King and fool, rage and redemption6/15/2016
Could King Lear be showing the Christmas spirit? The aging monarch presides over a tragedy — possibly Shakespeare’s greatest. By play’s end, the bodies onstage include Lear’s three daughters, and among them is the one he betrayed, Cordelia. Yet during a late rehearsal on the patio at Salisbury House, Lear showed up for the first scene grinning like Santa.
Richard Maynard, as Lear, made you think of his recent job as Scrooge in “A Christmas Carol.” At the end of that story, Scrooge has the Christmas spirit, his cheeks popping. You could swear Lear had it, too.
But Maynard knew what he was doing. Midway through the first scene in which the king demands his daughters flatter him and Cordelia fails to deliver, his rage shocked us all the more.

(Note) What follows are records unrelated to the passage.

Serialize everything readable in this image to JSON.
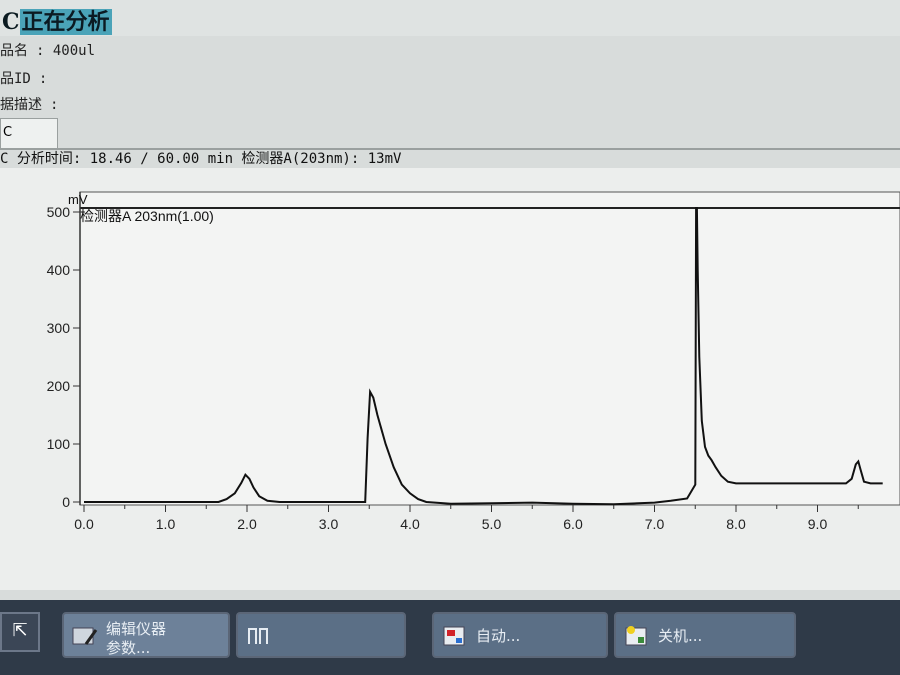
{
  "window": {
    "title_prefix": "C",
    "title": "正在分析"
  },
  "info": {
    "sample_name_label": "品名",
    "sample_name_value": ": 400ul",
    "sample_id_label": "品ID",
    "sample_id_value": ":",
    "data_desc_label": "据描述",
    "data_desc_value": ":"
  },
  "tab": {
    "label": "C"
  },
  "status": {
    "text": "C 分析时间: 18.46 / 60.00 min 检测器A(203nm): 13mV"
  },
  "chart_data": {
    "type": "line",
    "ylabel": "mV",
    "series_label": "检测器A 203nm(1.00)",
    "xlim": [
      0.0,
      9.8
    ],
    "ylim": [
      -30,
      520
    ],
    "xticks": [
      "0.0",
      "1.0",
      "2.0",
      "3.0",
      "4.0",
      "5.0",
      "6.0",
      "7.0",
      "8.0",
      "9.0"
    ],
    "yticks": [
      "0",
      "100",
      "200",
      "300",
      "400",
      "500"
    ],
    "grid": true,
    "series": [
      {
        "x": [
          0.0,
          0.5,
          1.0,
          1.5,
          1.65,
          1.75,
          1.85,
          1.93,
          1.98,
          2.03,
          2.08,
          2.15,
          2.25,
          2.4,
          2.8,
          3.2,
          3.45,
          3.48,
          3.51,
          3.55,
          3.6,
          3.7,
          3.8,
          3.9,
          4.0,
          4.1,
          4.2,
          4.5,
          5.0,
          5.5,
          6.0,
          6.5,
          7.0,
          7.2,
          7.4,
          7.5,
          7.51,
          7.52,
          7.53,
          7.55,
          7.58,
          7.62,
          7.66,
          7.7,
          7.75,
          7.82,
          7.9,
          8.0,
          8.5,
          9.0,
          9.35,
          9.42,
          9.47,
          9.5,
          9.53,
          9.57,
          9.65,
          9.8
        ],
        "y": [
          0,
          0,
          0,
          0,
          0,
          5,
          15,
          33,
          47,
          40,
          25,
          10,
          2,
          0,
          0,
          0,
          0,
          110,
          190,
          180,
          150,
          100,
          60,
          30,
          15,
          5,
          0,
          -3,
          -2,
          -1,
          -3,
          -4,
          -1,
          2,
          6,
          30,
          520,
          520,
          400,
          250,
          140,
          95,
          80,
          72,
          60,
          45,
          35,
          32,
          32,
          32,
          32,
          40,
          65,
          70,
          55,
          35,
          32,
          32
        ]
      }
    ]
  },
  "taskbar": {
    "start_glyph": "⇱",
    "buttons": [
      {
        "label_line1": "编辑仪器",
        "label_line2": "参数..."
      },
      {
        "label_line1": "",
        "label_line2": ""
      },
      {
        "label_line1": "自动...",
        "label_line2": ""
      },
      {
        "label_line1": "关机...",
        "label_line2": ""
      }
    ]
  }
}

Suddenly grim-faced, he grabbed the girl by the hair and flung her across the stones. He snarled that he’d leave his daughter with “nothing.”
Katy Merriman, playing Cordelia, gaped up at him, so shaken that it didn’t seem entirely an act.
With that, Shakespeare kicks things into a dizzying downward spiral.
“Lear’s kingdom is a house of cards,” Maynard says. “It all comes tumbling down just because he doesn’t get a bit of sweet talk.”
The most powerful man in the place, the actor points out, proves himself “awfully insecure.”
Brad Dell, the director, agrees.
“People in this play get to the essence of their humanity,” he says. “The best of them go through terrible things, but by doing that they learn the true nature of love.”
So the tragedy makes room for lighter moments. Lear’s Fool figures in most of these, and Edward Barker puts this Joker across with fine, loose-limbed snark. He even gives the king a gentle head-butt, calling him “Nuncle.”
So, too, Thomas Gill, as Edmund, works up such nasty charisma as he schemes to usurp the throne that he recalls Pacino as Scarface. Gill looks like a terrific addition to the company, especially in his exchanges with the veteran Tom Geraty. The good-hearted father proves no match for his brooding “whoreson.”
Before long, the machinations of good versus evil result in one of Shakespeare’s most eye-popping scenes. Lear, helpless and half-naked, stumbles around in a storm, raving. Sound and lighting effects have been arranged, of course, but more than that, the Salisbury House setting appears perfect.
Mark Gruber, who plays the Duke of Albany, admits he “had doubts about making drama like this work outside.” But by the end of the first rehearsal on the lawn and patio and seeing the entire troupe in action, he admitted: “No longer.”
Throughout, director Dell kept moving as well. He made sure that conflicts and connections stood out clearly, whether viewers sat close by or camped on the slopes the players call “blanket beach.” The area offers Edmund plenty of room to lurk — and for Lear to find his way, as Dell says, “back to the light.”
Overheard In The Lobby: Community theaters in both Newton and Ankeny have children’s shows continuing. CV
John Domini is a published local author who has lived on both coasts and abroad and enjoyed theater everywhere. See www.johndomini.com.